Part of that can be attributed to scorekeepers who have never played the game making assumptions about what should or should not be caught. If you’ve never had a laser beam hit at your feet or tried to catch a fly ball in the sun, you’ve got no idea how hard those plays are; the best big-leaguers make them look easy, but they’re not.
I once had a reader complain when I called a pop fly caught by a player looking straight into the sun an outstanding play; the reader thought it was routine.
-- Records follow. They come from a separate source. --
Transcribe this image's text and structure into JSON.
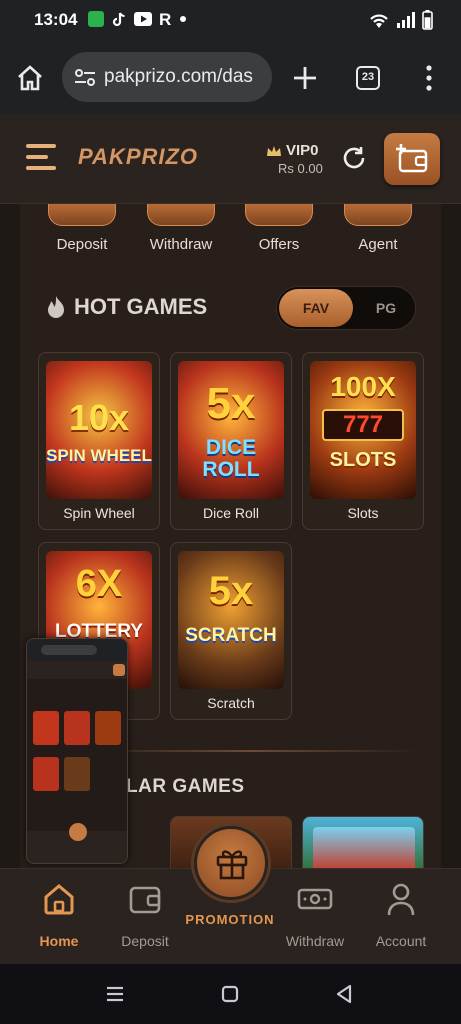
{
  "status": {
    "time": "13:04",
    "battery_level": 0.7
  },
  "browser": {
    "url": "pakprizo.com/das",
    "tab_count": "23"
  },
  "header": {
    "brand": "PAKPRIZO",
    "vip": "VIP0",
    "balance": "Rs 0.00"
  },
  "quick_actions": [
    {
      "label": "Deposit"
    },
    {
      "label": "Withdraw"
    },
    {
      "label": "Offers"
    },
    {
      "label": "Agent"
    }
  ],
  "hot_games": {
    "title": "HOT GAMES",
    "tabs": {
      "fav": "FAV",
      "pg": "PG",
      "selected": "FAV"
    },
    "games": [
      {
        "label": "Spin Wheel",
        "art_top": "10x",
        "art_bottom": "SPIN WHEEL"
      },
      {
        "label": "Dice Roll",
        "art_top": "5x",
        "art_bottom": "DICE ROLL"
      },
      {
        "label": "Slots",
        "art_top": "100X",
        "art_bottom": "SLOTS"
      },
      {
        "label": "Lottery",
        "art_top": "6X",
        "art_bottom": "LOTTERY"
      },
      {
        "label": "Scratch",
        "art_top": "5x",
        "art_bottom": "SCRATCH"
      }
    ]
  },
  "popular": {
    "title_visible": "LAR GAMES"
  },
  "bottom_nav": {
    "home": "Home",
    "deposit": "Deposit",
    "promotion": "PROMOTION",
    "withdraw": "Withdraw",
    "account": "Account",
    "active": "Home"
  },
  "colors": {
    "accent": "#e5964f",
    "header_bg": "#2a2320",
    "main_bg": "#281f1a"
  }
}
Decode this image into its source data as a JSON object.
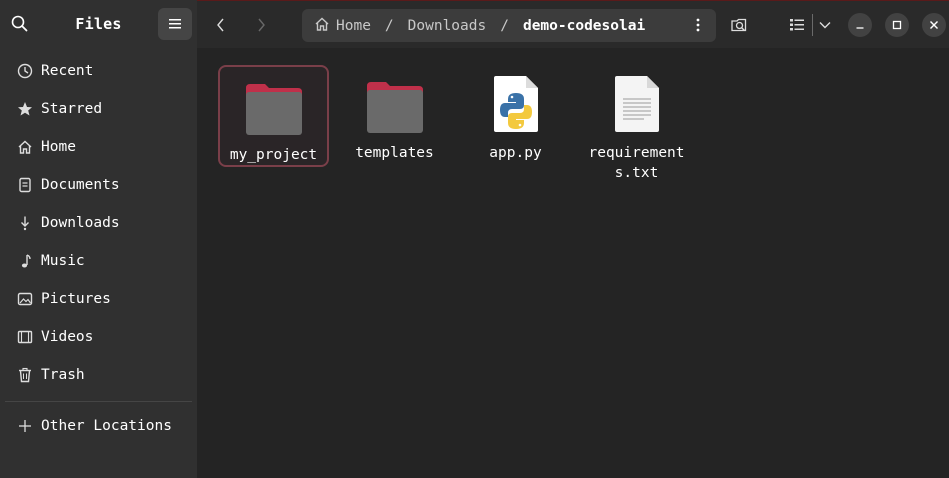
{
  "app": {
    "title": "Files"
  },
  "sidebar": {
    "items": [
      {
        "label": "Recent",
        "icon": "clock-icon"
      },
      {
        "label": "Starred",
        "icon": "star-icon"
      },
      {
        "label": "Home",
        "icon": "home-icon"
      },
      {
        "label": "Documents",
        "icon": "document-icon"
      },
      {
        "label": "Downloads",
        "icon": "download-icon"
      },
      {
        "label": "Music",
        "icon": "music-icon"
      },
      {
        "label": "Pictures",
        "icon": "picture-icon"
      },
      {
        "label": "Videos",
        "icon": "video-icon"
      },
      {
        "label": "Trash",
        "icon": "trash-icon"
      }
    ],
    "other_locations": "Other Locations"
  },
  "pathbar": {
    "crumbs": [
      "Home",
      "Downloads",
      "demo-codesolai"
    ],
    "separator": "/"
  },
  "files": [
    {
      "name": "my_project",
      "type": "folder",
      "selected": true
    },
    {
      "name": "templates",
      "type": "folder",
      "selected": false
    },
    {
      "name": "app.py",
      "type": "python",
      "selected": false
    },
    {
      "name": "requirements.txt",
      "type": "text",
      "selected": false
    }
  ],
  "colors": {
    "folder_tab": "#c0304a",
    "folder_body": "#6a6a6a",
    "selection_border": "#7a3f49"
  }
}
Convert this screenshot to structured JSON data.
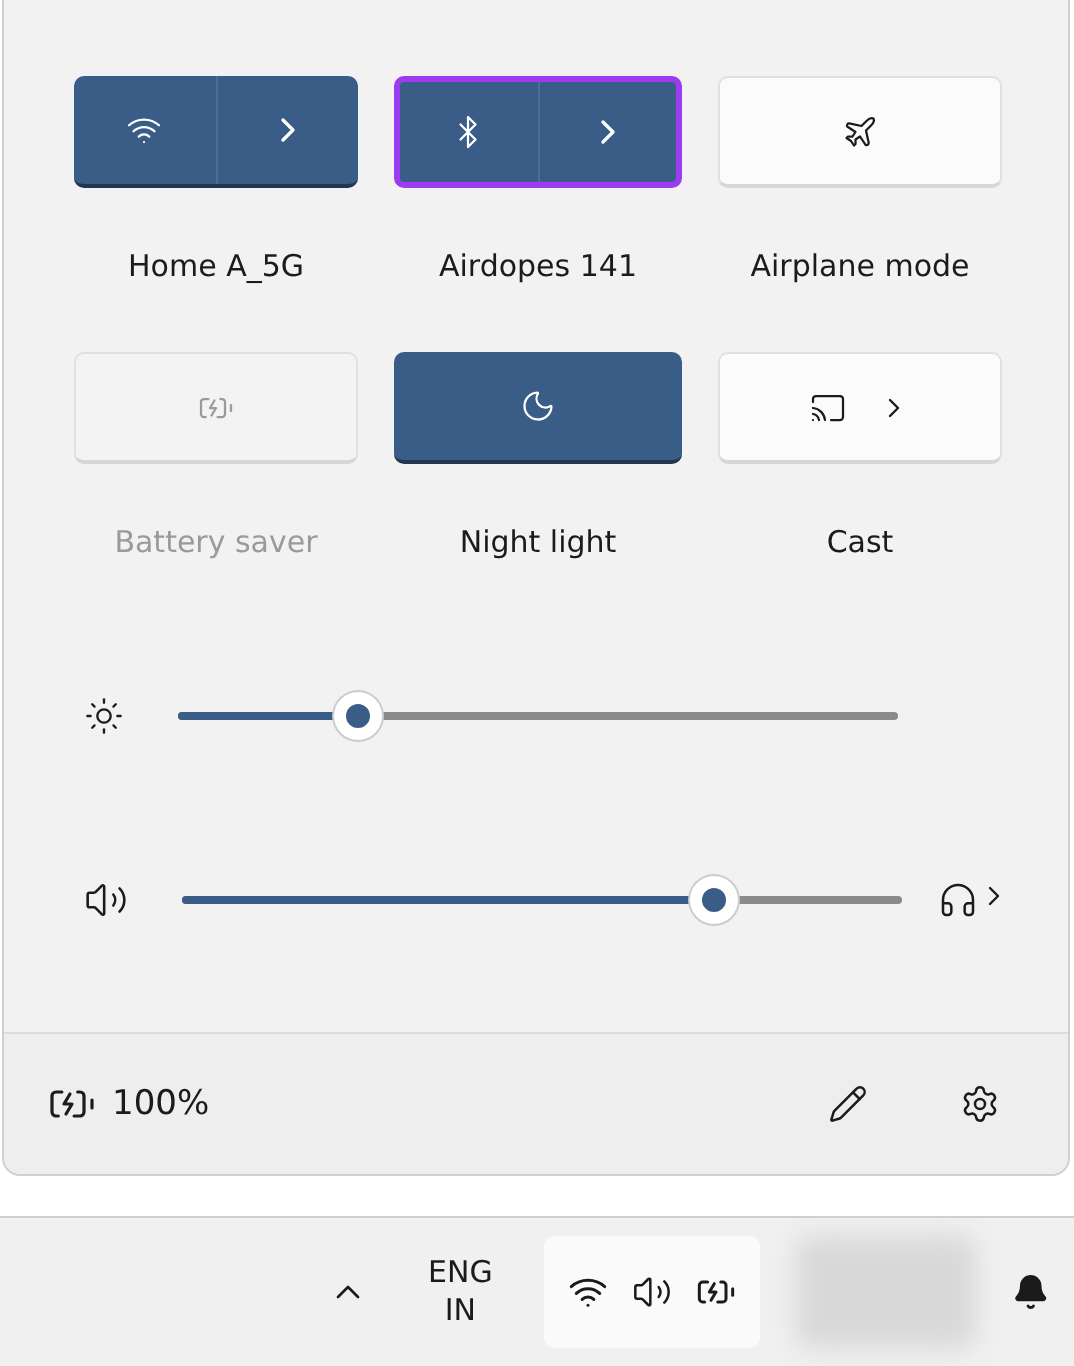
{
  "tiles": [
    {
      "kind": "split",
      "label": "Home A_5G",
      "on": true,
      "disabled": false,
      "focused": false
    },
    {
      "kind": "split",
      "label": "Airdopes 141",
      "on": true,
      "disabled": false,
      "focused": true
    },
    {
      "kind": "single",
      "label": "Airplane mode",
      "on": false,
      "disabled": false,
      "focused": false
    },
    {
      "kind": "single",
      "label": "Battery saver",
      "on": false,
      "disabled": true,
      "focused": false
    },
    {
      "kind": "single",
      "label": "Night light",
      "on": true,
      "disabled": false,
      "focused": false
    },
    {
      "kind": "expand",
      "label": "Cast",
      "on": false,
      "disabled": false,
      "focused": false
    }
  ],
  "sliders": [
    {
      "kind": "brightness",
      "level": 0.25
    },
    {
      "kind": "volume",
      "level": 0.74
    }
  ],
  "battery": {
    "reading": "100%"
  },
  "taskbar": {
    "language": "ENG",
    "region": "IN"
  }
}
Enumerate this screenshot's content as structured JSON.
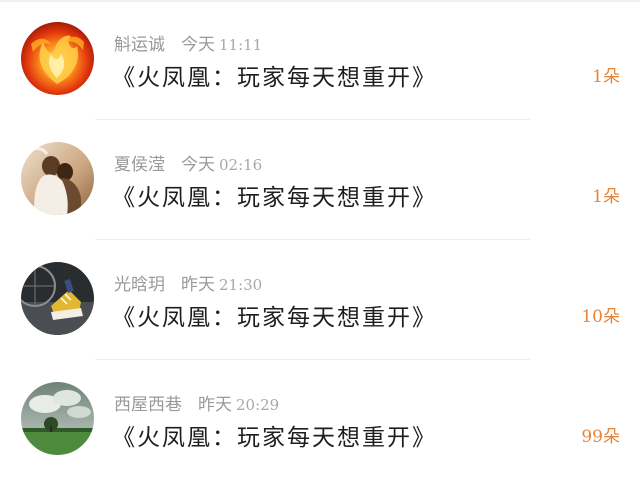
{
  "items": [
    {
      "avatar_icon": "phoenix-avatar-icon",
      "name": "斛运诚",
      "day": "今天",
      "time": "11:11",
      "title": "《火凤凰：玩家每天想重开》",
      "count": "1朵"
    },
    {
      "avatar_icon": "couple-photo-avatar-icon",
      "name": "夏侯滢",
      "day": "今天",
      "time": "02:16",
      "title": "《火凤凰：玩家每天想重开》",
      "count": "1朵"
    },
    {
      "avatar_icon": "sneaker-avatar-icon",
      "name": "光晗玥",
      "day": "昨天",
      "time": "21:30",
      "title": "《火凤凰：玩家每天想重开》",
      "count": "10朵"
    },
    {
      "avatar_icon": "landscape-avatar-icon",
      "name": "西屋西巷",
      "day": "昨天",
      "time": "20:29",
      "title": "《火凤凰：玩家每天想重开》",
      "count": "99朵"
    }
  ],
  "colors": {
    "accent": "#e5843c",
    "meta_text": "#9a9a9a",
    "title_text": "#1e1e1e"
  }
}
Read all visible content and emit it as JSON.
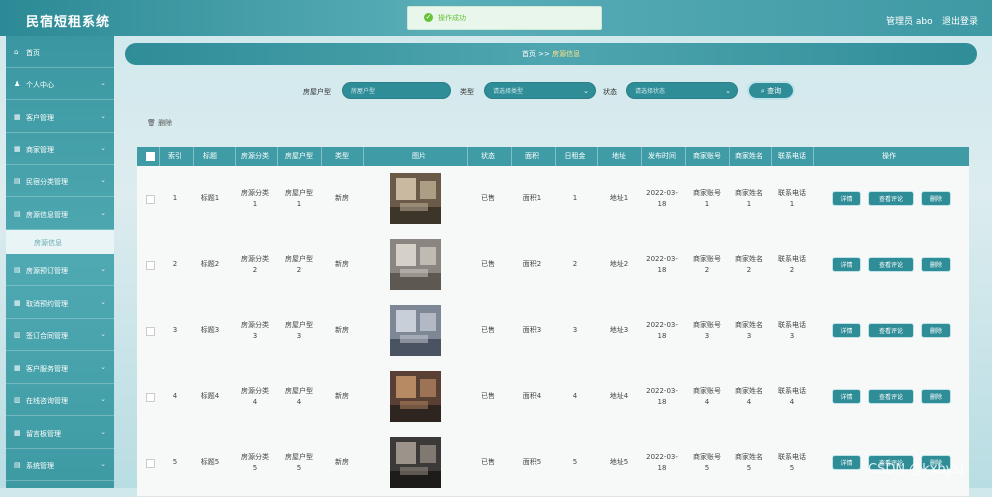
{
  "header": {
    "brand": "民宿短租系统",
    "toast": "操作成功",
    "user": "管理员 abo",
    "logout": "退出登录"
  },
  "sidebar": {
    "items": [
      {
        "icon": "⌂",
        "label": "首页"
      },
      {
        "icon": "♟",
        "label": "个人中心"
      },
      {
        "icon": "▦",
        "label": "客户管理"
      },
      {
        "icon": "▦",
        "label": "商家管理"
      },
      {
        "icon": "▤",
        "label": "民宿分类管理"
      },
      {
        "icon": "▤",
        "label": "房源信息管理"
      },
      {
        "icon": "▤",
        "label": "房源预订管理"
      },
      {
        "icon": "▦",
        "label": "取消预约管理"
      },
      {
        "icon": "▥",
        "label": "签订合同管理"
      },
      {
        "icon": "▦",
        "label": "客户服务管理"
      },
      {
        "icon": "▥",
        "label": "在线咨询管理"
      },
      {
        "icon": "▦",
        "label": "留言板管理"
      },
      {
        "icon": "▤",
        "label": "系统管理"
      }
    ],
    "sub_item": "房源信息"
  },
  "breadcrumb": {
    "home": "首页",
    "sep": ">>",
    "current": "房源信息"
  },
  "search": {
    "type_label": "房屋户型",
    "type_placeholder": "房屋户型",
    "kind_label": "类型",
    "kind_placeholder": "请选择类型",
    "status_label": "状态",
    "status_placeholder": "请选择状态",
    "button": "查询"
  },
  "delete_label": "删除",
  "table": {
    "headers": [
      "索引",
      "标题",
      "房源分类",
      "房屋户型",
      "类型",
      "图片",
      "状态",
      "面积",
      "日租金",
      "地址",
      "发布时间",
      "商家账号",
      "商家姓名",
      "联系电话",
      "操作"
    ],
    "rows": [
      {
        "idx": "1",
        "title": "标题1",
        "cat": [
          "房源分类",
          "1"
        ],
        "layout": [
          "房屋户型",
          "1"
        ],
        "kind": "新房",
        "status": "已售",
        "area": "面积1",
        "rent": "1",
        "addr": "地址1",
        "date": [
          "2022-03-",
          "18"
        ],
        "acct": [
          "商家账号",
          "1"
        ],
        "name": [
          "商家姓名",
          "1"
        ],
        "phone": [
          "联系电话",
          "1"
        ]
      },
      {
        "idx": "2",
        "title": "标题2",
        "cat": [
          "房源分类",
          "2"
        ],
        "layout": [
          "房屋户型",
          "2"
        ],
        "kind": "新房",
        "status": "已售",
        "area": "面积2",
        "rent": "2",
        "addr": "地址2",
        "date": [
          "2022-03-",
          "18"
        ],
        "acct": [
          "商家账号",
          "2"
        ],
        "name": [
          "商家姓名",
          "2"
        ],
        "phone": [
          "联系电话",
          "2"
        ]
      },
      {
        "idx": "3",
        "title": "标题3",
        "cat": [
          "房源分类",
          "3"
        ],
        "layout": [
          "房屋户型",
          "3"
        ],
        "kind": "新房",
        "status": "已售",
        "area": "面积3",
        "rent": "3",
        "addr": "地址3",
        "date": [
          "2022-03-",
          "18"
        ],
        "acct": [
          "商家账号",
          "3"
        ],
        "name": [
          "商家姓名",
          "3"
        ],
        "phone": [
          "联系电话",
          "3"
        ]
      },
      {
        "idx": "4",
        "title": "标题4",
        "cat": [
          "房源分类",
          "4"
        ],
        "layout": [
          "房屋户型",
          "4"
        ],
        "kind": "新房",
        "status": "已售",
        "area": "面积4",
        "rent": "4",
        "addr": "地址4",
        "date": [
          "2022-03-",
          "18"
        ],
        "acct": [
          "商家账号",
          "4"
        ],
        "name": [
          "商家姓名",
          "4"
        ],
        "phone": [
          "联系电话",
          "4"
        ]
      },
      {
        "idx": "5",
        "title": "标题5",
        "cat": [
          "房源分类",
          "5"
        ],
        "layout": [
          "房屋户型",
          "5"
        ],
        "kind": "新房",
        "status": "已售",
        "area": "面积5",
        "rent": "5",
        "addr": "地址5",
        "date": [
          "2022-03-",
          "18"
        ],
        "acct": [
          "商家账号",
          "5"
        ],
        "name": [
          "商家姓名",
          "5"
        ],
        "phone": [
          "联系电话",
          "5"
        ]
      }
    ],
    "actions": [
      "详情",
      "查看评论",
      "删除"
    ]
  },
  "watermark": "CSDN @kxbysj"
}
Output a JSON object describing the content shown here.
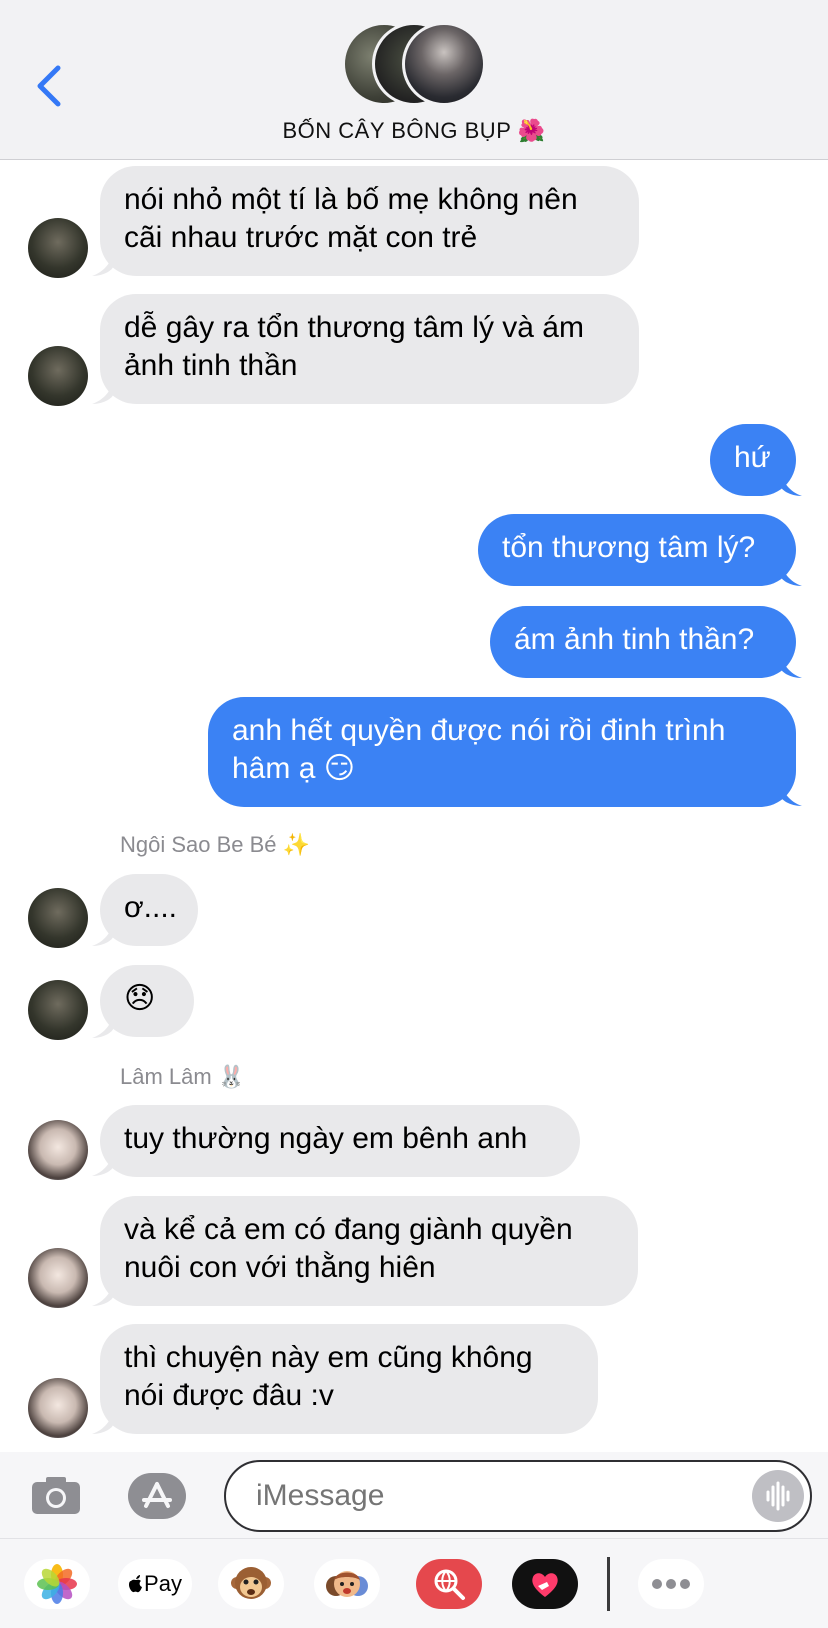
{
  "header": {
    "title": "BỐN CÂY BÔNG BỤP 🌺"
  },
  "messages": [
    {
      "side": "in",
      "text": "nói nhỏ một tí là bố mẹ không nên\ncãi nhau trước mặt con trẻ"
    },
    {
      "side": "in",
      "text": "dễ gây ra tổn thương tâm lý và ám\nảnh tinh thần"
    },
    {
      "side": "out",
      "text": "hứ"
    },
    {
      "side": "out",
      "text": "tổn thương tâm lý?"
    },
    {
      "side": "out",
      "text": "ám ảnh tinh thần?"
    },
    {
      "side": "out",
      "text": "anh hết quyền được nói rồi đinh trình\nhâm ạ 😏"
    },
    {
      "side": "in",
      "sender": "Ngôi Sao Be Bé ✨",
      "text": "ơ...."
    },
    {
      "side": "in",
      "text": "😞"
    },
    {
      "side": "in",
      "sender": "Lâm Lâm 🐰",
      "text": "tuy thường ngày em bênh anh"
    },
    {
      "side": "in",
      "text": "và kể cả em có đang giành quyền\nnuôi con với thằng hiên"
    },
    {
      "side": "in",
      "text": "thì chuyện này em cũng không\nnói được đâu :v"
    }
  ],
  "input": {
    "placeholder": "iMessage"
  },
  "drawer": {
    "pay_label": "Pay"
  },
  "colors": {
    "outgoing": "#3b82f4",
    "incoming": "#e9e9eb",
    "accent": "#3478f6"
  }
}
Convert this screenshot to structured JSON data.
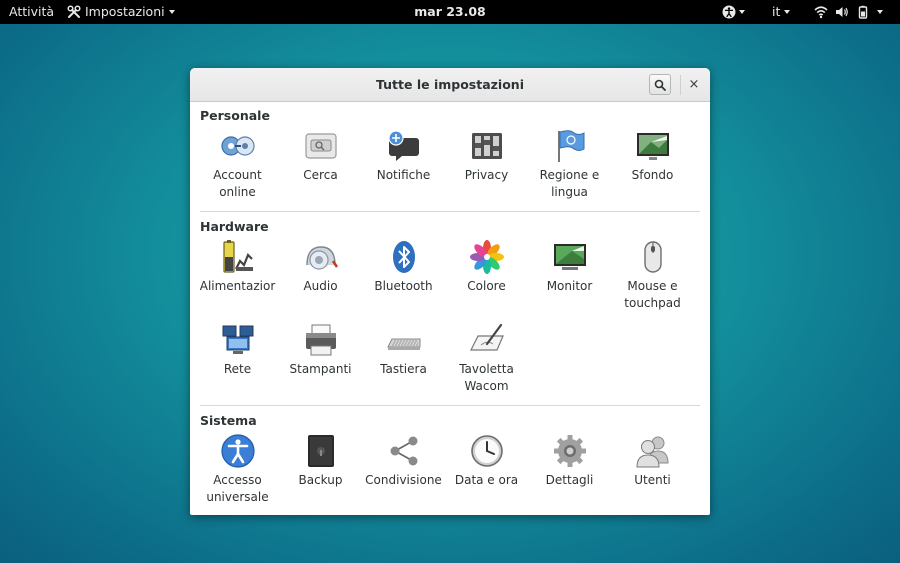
{
  "topbar": {
    "activities": "Attività",
    "app_menu": "Impostazioni",
    "clock": "mar 23.08",
    "language": "it"
  },
  "window": {
    "title": "Tutte le impostazioni",
    "close_glyph": "×"
  },
  "sections": {
    "personale": {
      "title": "Personale",
      "items": [
        "Account\nonline",
        "Cerca",
        "Notifiche",
        "Privacy",
        "Regione e\nlingua",
        "Sfondo"
      ]
    },
    "hardware": {
      "title": "Hardware",
      "items": [
        "Alimentazior",
        "Audio",
        "Bluetooth",
        "Colore",
        "Monitor",
        "Mouse e\ntouchpad",
        "Rete",
        "Stampanti",
        "Tastiera",
        "Tavoletta\nWacom"
      ]
    },
    "sistema": {
      "title": "Sistema",
      "items": [
        "Accesso\nuniversale",
        "Backup",
        "Condivisione",
        "Data e ora",
        "Dettagli",
        "Utenti"
      ]
    }
  },
  "icons": {
    "personale": [
      "online-accounts-icon",
      "search-icon",
      "notifications-icon",
      "privacy-icon",
      "region-language-icon",
      "background-icon"
    ],
    "hardware": [
      "power-icon",
      "sound-icon",
      "bluetooth-icon",
      "color-icon",
      "display-icon",
      "mouse-icon",
      "network-icon",
      "printer-icon",
      "keyboard-icon",
      "wacom-tablet-icon"
    ],
    "sistema": [
      "universal-access-icon",
      "backup-icon",
      "sharing-icon",
      "date-time-icon",
      "details-icon",
      "users-icon"
    ]
  },
  "colors": {
    "topbar": "#000000",
    "desktop": "#138f9c",
    "window_bg": "#ffffff",
    "accent_blue": "#3a7fd5"
  }
}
I told that story to then-Royals bench coach John Gibbons, and he suggested I invite the reader out to Royals Stadium; Gibby would hit the guy a few pop flies in the sun and the reader could show the players how it was done.
I extended the invitation, but the reader never responded.
I’ve also seen scorekeepers misunderstand the fundamentals of the game. Chris Getz was once awarded a sacrifice bunt when he laid one down with one out. Unless you’re in the National League and the pitcher’s at the plate, you don’t sac bunt with one out — Getz was clearly bunting for a hit. But Chris did appreciate the score keeper taking an unsuccessful at-bat off his record.
I’ve seen defensive indifference scored when a runner stole a base and nobody covered. Just because nobody covers it doesn’t necessarily mean the defense is indifferent. A third baseman might stay put because an off-speed breaking pitch was being thrown to a right-handed hitter; with a runner on third the defense might let a runner on first steal second.
Not that I think scorekeeping is easy; scorekeepers have to go through training before doing the job. And I have enough respect for the job’s difficulties to turn down the opportunity when I was asked whether I’d be interested. When I told Eric Hosmer I’d been asked about becoming an official scorekeeper and said no, Eric said: “C’mon, Lee, we need you up there.”
I pointed out that Eric would like me as a scorekeeper right up until I made a ruling he didn’t like; then I’d be just another bum who didn’t know the game. I wouldn’t mind scorekeeping if I could do it right up until I got a hard one and then quit: “That’s it, I’m outta here. Good luck with figuring that one out.”
But the plays I’m talking about weren’t that hard. When a guy with hands like Alcides Escobar has gets a hot shot at his feet, the ball takes a bad hop and comes up and hits him in the crotch, that’s a hit — I’m betting Esky did everything he could to protect the family jewels.
And you don’t need any special training to know.